No slips in 'Freud's Last Session'

By Martin F. Kohn

In "Freud's Last Session," Sigmund Freud and C.S. Lewis, a couple of intellectual .400 hitters, have a highly entertaining, wide-ranging philosophical discussion, an elevated version of what might take place in a dorm room around midnight abetted by a bottle or two of cheap wine.

Whether the two thinkers ever actually met - it's possible - is immaterial. Playwright Mark St. Germain embraces the idea, and the result is a lively 75 minutes on stage with much to contemplate and a surprisingly large amount of drama and humor.

The time is Sept. 3, 1939, the very beginning of World War II; the place is Freud's study in London. Lewis hasn't come to be psychoanalyzed (he conspicuously avoids Freud's famous couch). The elderly, terminally ill psychiatrist has invited the youngish Oxford professor over to talk about religion.

Ostensibly, the chief topic of their conversation is whether God exists. Freud says no, Lewis says yes, and this will not be the only subject on which they hold differing views. Up for discussion are the purpose of evil, the concept of shame, the nature of happiness, whether or not suicide is sinful, the significance of music, why humor works (or doesn't) and, yes, where exactly sex belongs in all of this.

Somewhere in there St. Germain has Freud say, "I always consider what people tell me less important than what they cannot." And what St. Germain shows us without saying it is that despite strong differences on most things that matter, here are two people whose mutual respect and innate kindness trumps everything.

"Freud's Last Session" is in its second year off-Broadway. The new production at Detroit's Century Theatre, with the same director (Tyler Marchant), set designer (Brian Prather) and costume designer (Mark Mariani), is pretty much a carbon copy of the excellent New York production. The stage here appears to be slightly smaller and less open on either side; patrons seated way over on the right (stage left) won't see Freud's window with its lovely view. Fortunately, Marchant keeps his actors away from the window.
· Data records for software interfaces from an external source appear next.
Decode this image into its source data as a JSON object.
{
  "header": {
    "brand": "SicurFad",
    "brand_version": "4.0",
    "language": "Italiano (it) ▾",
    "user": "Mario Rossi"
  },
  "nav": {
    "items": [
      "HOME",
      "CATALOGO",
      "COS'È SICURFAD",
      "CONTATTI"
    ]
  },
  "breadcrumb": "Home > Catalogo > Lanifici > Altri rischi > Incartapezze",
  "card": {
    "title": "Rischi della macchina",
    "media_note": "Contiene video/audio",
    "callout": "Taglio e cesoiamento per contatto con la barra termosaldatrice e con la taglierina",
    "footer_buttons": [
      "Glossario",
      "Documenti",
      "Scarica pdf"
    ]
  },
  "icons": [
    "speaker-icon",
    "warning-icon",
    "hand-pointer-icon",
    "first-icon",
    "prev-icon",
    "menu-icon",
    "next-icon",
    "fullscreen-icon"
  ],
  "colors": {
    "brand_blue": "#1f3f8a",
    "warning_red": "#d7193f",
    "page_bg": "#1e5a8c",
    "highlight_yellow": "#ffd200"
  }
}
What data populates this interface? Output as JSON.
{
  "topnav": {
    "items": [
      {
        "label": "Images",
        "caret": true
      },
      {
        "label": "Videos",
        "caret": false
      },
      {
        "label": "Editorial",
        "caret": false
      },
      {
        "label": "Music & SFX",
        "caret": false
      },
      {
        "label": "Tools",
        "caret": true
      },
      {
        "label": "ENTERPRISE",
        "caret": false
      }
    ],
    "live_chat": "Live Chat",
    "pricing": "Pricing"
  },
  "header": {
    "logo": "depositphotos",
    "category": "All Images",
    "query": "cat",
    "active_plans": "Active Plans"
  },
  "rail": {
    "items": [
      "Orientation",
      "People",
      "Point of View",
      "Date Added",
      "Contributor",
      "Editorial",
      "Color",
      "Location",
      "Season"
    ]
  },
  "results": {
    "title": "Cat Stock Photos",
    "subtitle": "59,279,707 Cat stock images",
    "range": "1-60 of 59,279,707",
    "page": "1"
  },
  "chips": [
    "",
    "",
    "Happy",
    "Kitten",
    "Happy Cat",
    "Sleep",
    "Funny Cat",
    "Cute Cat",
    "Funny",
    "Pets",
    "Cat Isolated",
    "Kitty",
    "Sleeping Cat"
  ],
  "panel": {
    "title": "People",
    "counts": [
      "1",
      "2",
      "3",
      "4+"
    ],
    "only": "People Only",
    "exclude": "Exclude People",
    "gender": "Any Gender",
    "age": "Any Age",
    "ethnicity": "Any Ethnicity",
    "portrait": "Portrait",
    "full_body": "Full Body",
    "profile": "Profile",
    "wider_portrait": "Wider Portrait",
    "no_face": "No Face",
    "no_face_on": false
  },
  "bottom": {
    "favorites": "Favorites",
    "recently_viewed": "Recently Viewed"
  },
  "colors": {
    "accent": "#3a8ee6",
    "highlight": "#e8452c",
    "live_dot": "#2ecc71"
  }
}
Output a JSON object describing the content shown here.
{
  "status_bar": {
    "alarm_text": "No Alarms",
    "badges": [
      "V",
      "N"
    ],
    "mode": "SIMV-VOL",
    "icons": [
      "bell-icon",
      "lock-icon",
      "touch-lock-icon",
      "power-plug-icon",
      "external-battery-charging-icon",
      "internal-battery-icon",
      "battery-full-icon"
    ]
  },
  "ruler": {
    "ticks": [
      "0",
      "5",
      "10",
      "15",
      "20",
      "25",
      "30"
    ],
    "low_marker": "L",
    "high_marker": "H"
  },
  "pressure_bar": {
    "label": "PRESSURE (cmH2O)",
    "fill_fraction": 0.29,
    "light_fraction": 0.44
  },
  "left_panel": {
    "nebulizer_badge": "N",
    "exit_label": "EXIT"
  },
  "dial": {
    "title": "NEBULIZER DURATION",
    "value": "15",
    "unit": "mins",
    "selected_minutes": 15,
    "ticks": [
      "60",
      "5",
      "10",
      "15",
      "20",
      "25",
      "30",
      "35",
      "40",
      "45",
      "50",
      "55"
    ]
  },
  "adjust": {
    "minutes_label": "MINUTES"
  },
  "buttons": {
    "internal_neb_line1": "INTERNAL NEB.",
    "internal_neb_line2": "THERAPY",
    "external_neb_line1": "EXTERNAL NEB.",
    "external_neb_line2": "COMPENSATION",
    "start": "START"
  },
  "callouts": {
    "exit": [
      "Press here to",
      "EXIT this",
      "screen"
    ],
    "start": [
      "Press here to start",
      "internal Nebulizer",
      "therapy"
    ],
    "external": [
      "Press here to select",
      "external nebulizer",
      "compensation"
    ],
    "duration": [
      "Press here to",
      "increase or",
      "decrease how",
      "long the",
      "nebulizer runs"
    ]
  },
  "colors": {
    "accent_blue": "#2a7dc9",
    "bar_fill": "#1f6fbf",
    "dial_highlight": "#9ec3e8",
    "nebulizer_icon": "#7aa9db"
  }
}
They - Mitch Greenberg as Freud, Cory Krebsbach as Lewis - turn in complete and credible performances. Their accents - Greenberg's Germanic, Krebsbach's British - are consistent, and each man contributes something extra. During an air raid warning Krebsbach's Lewis manages to look irked with his face covered by a gas mask. Greenberg's Freud gestures in such a manner that his hands can be described in no way other than kindly.

'Freud's Last Session'

Century Theatre, 333 Madison St., Detroit. Wednesday-Sunday through Nov. 20. $39.50 - $44.50. 313-963-9800. http://www.gemtheatre.com

  • Latest News

Enter To Win

Enter contests to win great prizes like CDs, DVDs, concert tickets and more

Special Section: Pride Guide
Lake Effect

Hot off Season 7 of the LOGO channel's "Ru Paul's Drag Race" phenomenon, Darienne Lake of Season 6 spoke with Between the Lines about her upcoming hosting gig at Motor City Pride June 6.

View More Pride Guide
This Week's Issue

Download or view this week's print issue today!